▶ [What to do]: All lines in the records below that hold "name" are to be shown.

▶ [Entries shown]:

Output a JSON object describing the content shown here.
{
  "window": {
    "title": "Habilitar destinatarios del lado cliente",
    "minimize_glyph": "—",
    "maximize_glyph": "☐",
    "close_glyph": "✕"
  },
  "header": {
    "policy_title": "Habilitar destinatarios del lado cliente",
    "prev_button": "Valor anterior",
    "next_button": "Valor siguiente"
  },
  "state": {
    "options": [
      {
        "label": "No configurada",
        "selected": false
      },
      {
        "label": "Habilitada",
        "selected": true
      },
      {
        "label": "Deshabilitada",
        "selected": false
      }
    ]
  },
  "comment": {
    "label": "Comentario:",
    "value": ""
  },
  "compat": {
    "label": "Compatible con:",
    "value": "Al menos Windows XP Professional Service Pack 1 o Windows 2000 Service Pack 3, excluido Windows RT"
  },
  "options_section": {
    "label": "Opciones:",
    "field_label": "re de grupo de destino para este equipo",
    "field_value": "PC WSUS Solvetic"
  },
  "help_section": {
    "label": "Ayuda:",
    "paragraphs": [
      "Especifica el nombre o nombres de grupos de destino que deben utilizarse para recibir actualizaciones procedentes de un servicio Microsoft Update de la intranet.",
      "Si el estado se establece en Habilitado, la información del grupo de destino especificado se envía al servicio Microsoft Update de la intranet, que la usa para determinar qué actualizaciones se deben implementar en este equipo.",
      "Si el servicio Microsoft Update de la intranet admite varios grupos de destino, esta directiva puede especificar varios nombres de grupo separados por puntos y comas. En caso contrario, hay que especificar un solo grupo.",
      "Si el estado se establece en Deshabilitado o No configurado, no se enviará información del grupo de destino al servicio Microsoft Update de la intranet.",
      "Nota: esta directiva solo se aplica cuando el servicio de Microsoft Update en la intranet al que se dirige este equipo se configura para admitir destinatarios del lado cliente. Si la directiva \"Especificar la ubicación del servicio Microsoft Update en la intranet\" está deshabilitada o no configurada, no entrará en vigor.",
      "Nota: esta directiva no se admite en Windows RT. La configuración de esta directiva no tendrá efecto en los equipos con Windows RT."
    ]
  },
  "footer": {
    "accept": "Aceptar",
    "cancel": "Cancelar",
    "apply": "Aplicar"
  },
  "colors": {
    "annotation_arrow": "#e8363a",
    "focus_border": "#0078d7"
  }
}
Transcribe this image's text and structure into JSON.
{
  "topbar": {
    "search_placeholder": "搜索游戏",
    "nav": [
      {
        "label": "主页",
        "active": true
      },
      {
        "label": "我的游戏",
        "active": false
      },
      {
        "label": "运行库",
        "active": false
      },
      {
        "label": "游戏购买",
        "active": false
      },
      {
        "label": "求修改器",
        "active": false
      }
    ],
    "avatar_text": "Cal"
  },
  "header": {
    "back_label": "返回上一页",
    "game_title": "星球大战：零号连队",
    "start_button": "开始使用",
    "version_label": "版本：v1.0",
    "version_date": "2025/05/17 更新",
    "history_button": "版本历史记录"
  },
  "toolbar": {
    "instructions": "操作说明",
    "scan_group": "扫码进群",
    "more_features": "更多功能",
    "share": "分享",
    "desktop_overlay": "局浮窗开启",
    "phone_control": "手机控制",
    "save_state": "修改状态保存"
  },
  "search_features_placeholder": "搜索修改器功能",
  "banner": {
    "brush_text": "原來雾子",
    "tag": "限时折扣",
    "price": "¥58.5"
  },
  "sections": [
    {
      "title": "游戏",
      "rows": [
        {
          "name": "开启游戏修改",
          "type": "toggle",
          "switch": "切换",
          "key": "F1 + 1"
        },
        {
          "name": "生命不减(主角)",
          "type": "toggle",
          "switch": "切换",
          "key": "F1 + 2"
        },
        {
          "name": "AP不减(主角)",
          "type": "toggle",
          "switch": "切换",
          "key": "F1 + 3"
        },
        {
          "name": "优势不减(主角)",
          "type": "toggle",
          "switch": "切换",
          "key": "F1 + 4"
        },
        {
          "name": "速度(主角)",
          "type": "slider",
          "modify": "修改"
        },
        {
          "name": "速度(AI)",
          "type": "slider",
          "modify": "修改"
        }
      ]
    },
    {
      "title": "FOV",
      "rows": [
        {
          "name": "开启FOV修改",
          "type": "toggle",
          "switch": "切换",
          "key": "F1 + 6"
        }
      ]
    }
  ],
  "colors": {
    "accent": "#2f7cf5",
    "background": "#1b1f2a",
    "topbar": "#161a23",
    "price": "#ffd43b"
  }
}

▶ [Solution]:
          "name": "开启游戏修改",
          "name": "生命不减(主角)",
          "name": "AP不减(主角)",
          "name": "优势不减(主角)",
          "name": "速度(主角)",
          "name": "速度(AI)",
          "name": "开启FOV修改",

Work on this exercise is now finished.